▸ REQUIRED ACTION
In the copy, keep every line below as it is and leave out the pictures.

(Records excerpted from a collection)

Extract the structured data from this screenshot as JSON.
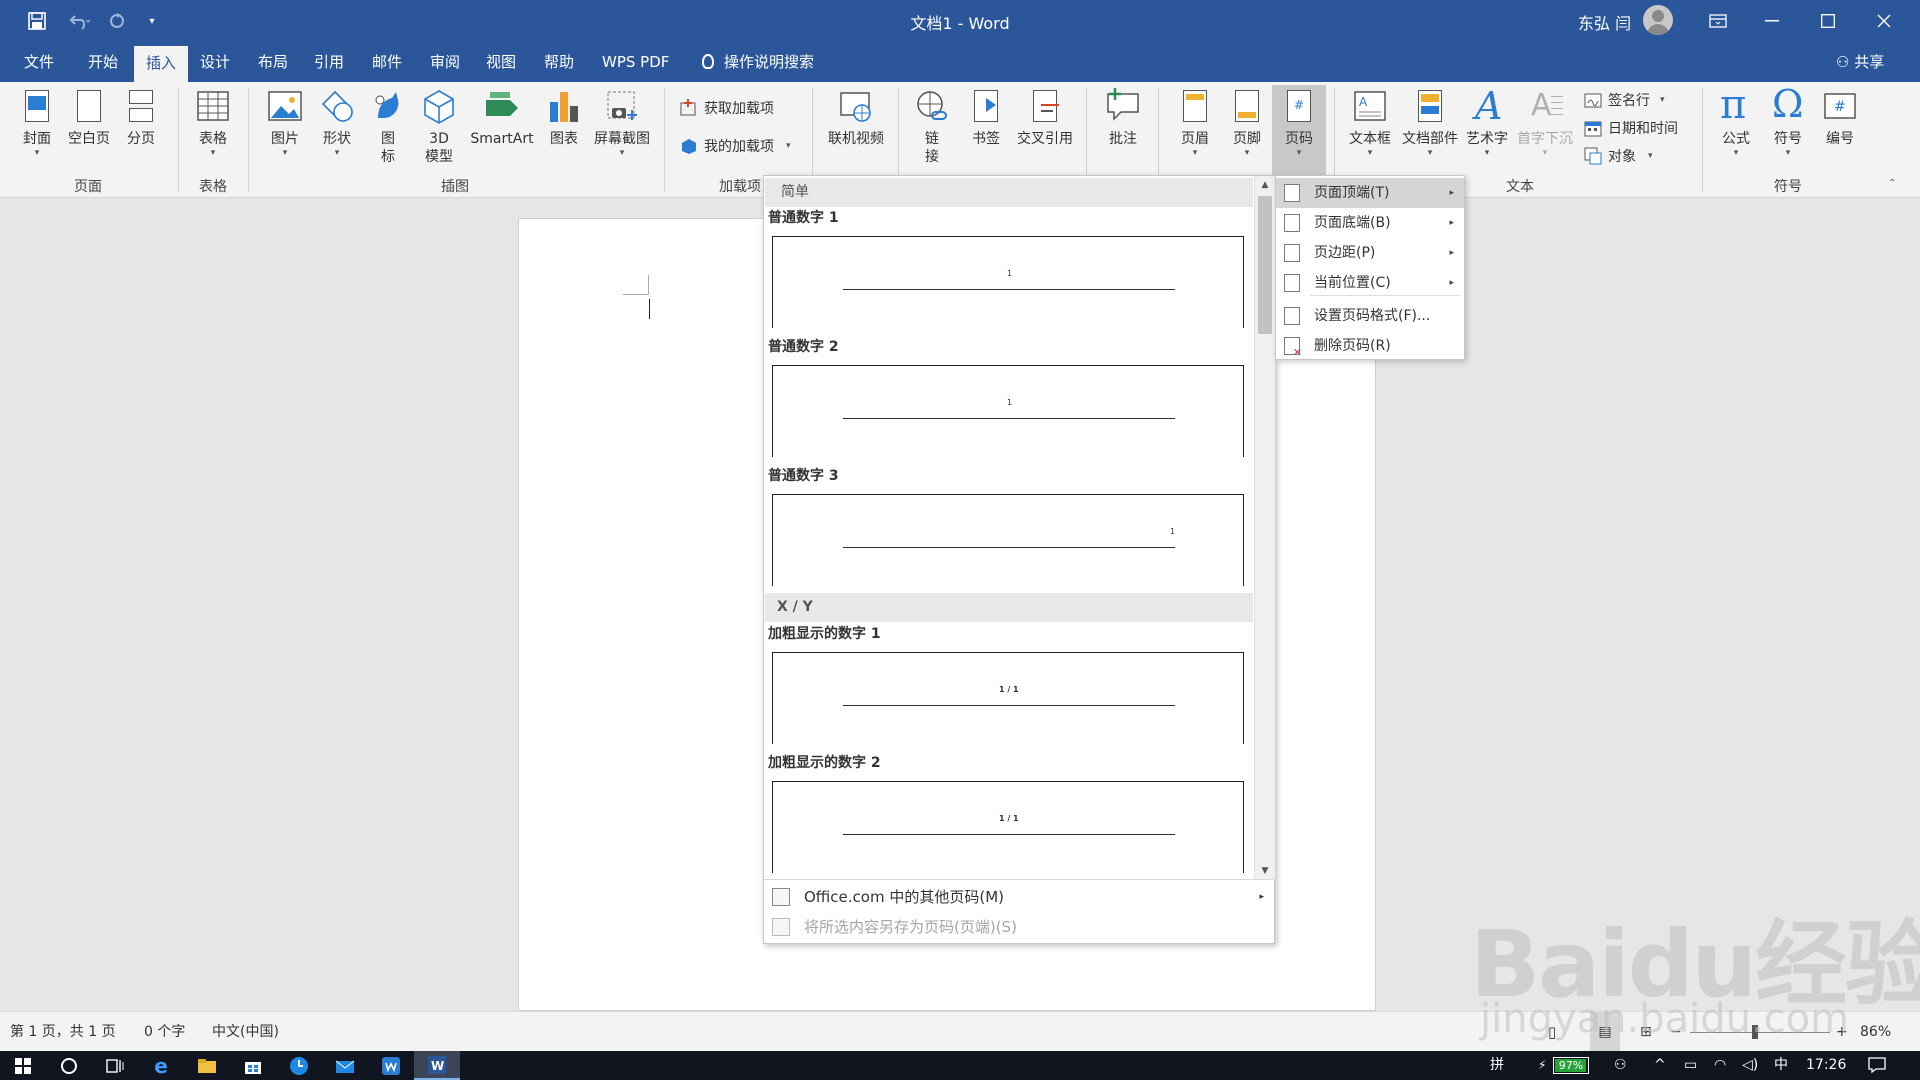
{
  "window": {
    "title": "文档1  -  Word",
    "user": "东弘 闫"
  },
  "tabs": [
    "文件",
    "开始",
    "插入",
    "设计",
    "布局",
    "引用",
    "邮件",
    "审阅",
    "视图",
    "帮助",
    "WPS PDF"
  ],
  "active_tab": "插入",
  "tell_me": "操作说明搜索",
  "share": "共享",
  "ribbon": {
    "pages": {
      "cover": "封面",
      "blank": "空白页",
      "break": "分页",
      "group": "页面"
    },
    "tables": {
      "table": "表格",
      "group": "表格"
    },
    "illustrations": {
      "pictures": "图片",
      "shapes": "形状",
      "icons_l1": "图",
      "icons_l2": "标",
      "model_l1": "3D",
      "model_l2": "模型",
      "smartart": "SmartArt",
      "chart": "图表",
      "screenshot": "屏幕截图",
      "group": "插图"
    },
    "addins": {
      "get": "获取加载项",
      "mine": "我的加载项",
      "group": "加载项"
    },
    "media": {
      "video": "联机视频"
    },
    "links": {
      "link_l1": "链",
      "link_l2": "接",
      "bookmark": "书签",
      "crossref": "交叉引用"
    },
    "comments": {
      "comment": "批注"
    },
    "header_footer": {
      "header": "页眉",
      "footer": "页脚",
      "page_number": "页码"
    },
    "text": {
      "textbox": "文本框",
      "quickparts": "文档部件",
      "wordart": "艺术字",
      "dropcap": "首字下沉",
      "signature": "签名行",
      "datetime": "日期和时间",
      "object": "对象",
      "group": "文本"
    },
    "symbols": {
      "equation": "公式",
      "symbol": "符号",
      "number": "编号",
      "group": "符号"
    }
  },
  "gallery": {
    "section1": "简单",
    "item1": "普通数字 1",
    "item2": "普通数字 2",
    "item3": "普通数字 3",
    "section2": "X / Y",
    "item4": "加粗显示的数字 1",
    "item5": "加粗显示的数字 2",
    "preview_num": "1",
    "preview_xy": "1 / 1",
    "footer_more": "Office.com 中的其他页码(M)",
    "footer_save": "将所选内容另存为页码(页端)(S)"
  },
  "submenu": {
    "top": "页面顶端(T)",
    "bottom": "页面底端(B)",
    "margin": "页边距(P)",
    "current": "当前位置(C)",
    "format": "设置页码格式(F)...",
    "remove": "删除页码(R)"
  },
  "status": {
    "page": "第 1 页，共 1 页",
    "words": "0 个字",
    "lang": "中文(中国)",
    "zoom": "86%",
    "zoom_value": 86
  },
  "taskbar": {
    "ime": "拼",
    "battery": "97%",
    "battery_level": 0.97,
    "lang": "中",
    "time": "17:26"
  },
  "watermark": {
    "brand": "Baidu经验",
    "url": "jingyan.baidu.com"
  },
  "colors": {
    "word_blue": "#2b579a",
    "ribbon_bg": "#f3f3f3",
    "taskbar": "#10151f"
  }
}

▸ RESULT FOR THIS TASK
Extract the structured data from this screenshot as JSON.
{
  "window": {
    "title": "文档1  -  Word",
    "user": "东弘 闫"
  },
  "tabs": [
    "文件",
    "开始",
    "插入",
    "设计",
    "布局",
    "引用",
    "邮件",
    "审阅",
    "视图",
    "帮助",
    "WPS PDF"
  ],
  "active_tab": "插入",
  "tell_me": "操作说明搜索",
  "share": "共享",
  "ribbon": {
    "pages": {
      "cover": "封面",
      "blank": "空白页",
      "break": "分页",
      "group": "页面"
    },
    "tables": {
      "table": "表格",
      "group": "表格"
    },
    "illustrations": {
      "pictures": "图片",
      "shapes": "形状",
      "icons_l1": "图",
      "icons_l2": "标",
      "model_l1": "3D",
      "model_l2": "模型",
      "smartart": "SmartArt",
      "chart": "图表",
      "screenshot": "屏幕截图",
      "group": "插图"
    },
    "addins": {
      "get": "获取加载项",
      "mine": "我的加载项",
      "group": "加载项"
    },
    "media": {
      "video": "联机视频"
    },
    "links": {
      "link_l1": "链",
      "link_l2": "接",
      "bookmark": "书签",
      "crossref": "交叉引用"
    },
    "comments": {
      "comment": "批注"
    },
    "header_footer": {
      "header": "页眉",
      "footer": "页脚",
      "page_number": "页码"
    },
    "text": {
      "textbox": "文本框",
      "quickparts": "文档部件",
      "wordart": "艺术字",
      "dropcap": "首字下沉",
      "signature": "签名行",
      "datetime": "日期和时间",
      "object": "对象",
      "group": "文本"
    },
    "symbols": {
      "equation": "公式",
      "symbol": "符号",
      "number": "编号",
      "group": "符号"
    }
  },
  "gallery": {
    "section1": "简单",
    "item1": "普通数字 1",
    "item2": "普通数字 2",
    "item3": "普通数字 3",
    "section2": "X / Y",
    "item4": "加粗显示的数字 1",
    "item5": "加粗显示的数字 2",
    "preview_num": "1",
    "preview_xy": "1 / 1",
    "footer_more": "Office.com 中的其他页码(M)",
    "footer_save": "将所选内容另存为页码(页端)(S)"
  },
  "submenu": {
    "top": "页面顶端(T)",
    "bottom": "页面底端(B)",
    "margin": "页边距(P)",
    "current": "当前位置(C)",
    "format": "设置页码格式(F)...",
    "remove": "删除页码(R)"
  },
  "status": {
    "page": "第 1 页，共 1 页",
    "words": "0 个字",
    "lang": "中文(中国)",
    "zoom": "86%",
    "zoom_value": 86
  },
  "taskbar": {
    "ime": "拼",
    "battery": "97%",
    "battery_level": 0.97,
    "lang": "中",
    "time": "17:26"
  },
  "watermark": {
    "brand": "Baidu经验",
    "url": "jingyan.baidu.com"
  },
  "colors": {
    "word_blue": "#2b579a",
    "ribbon_bg": "#f3f3f3",
    "taskbar": "#10151f"
  }
}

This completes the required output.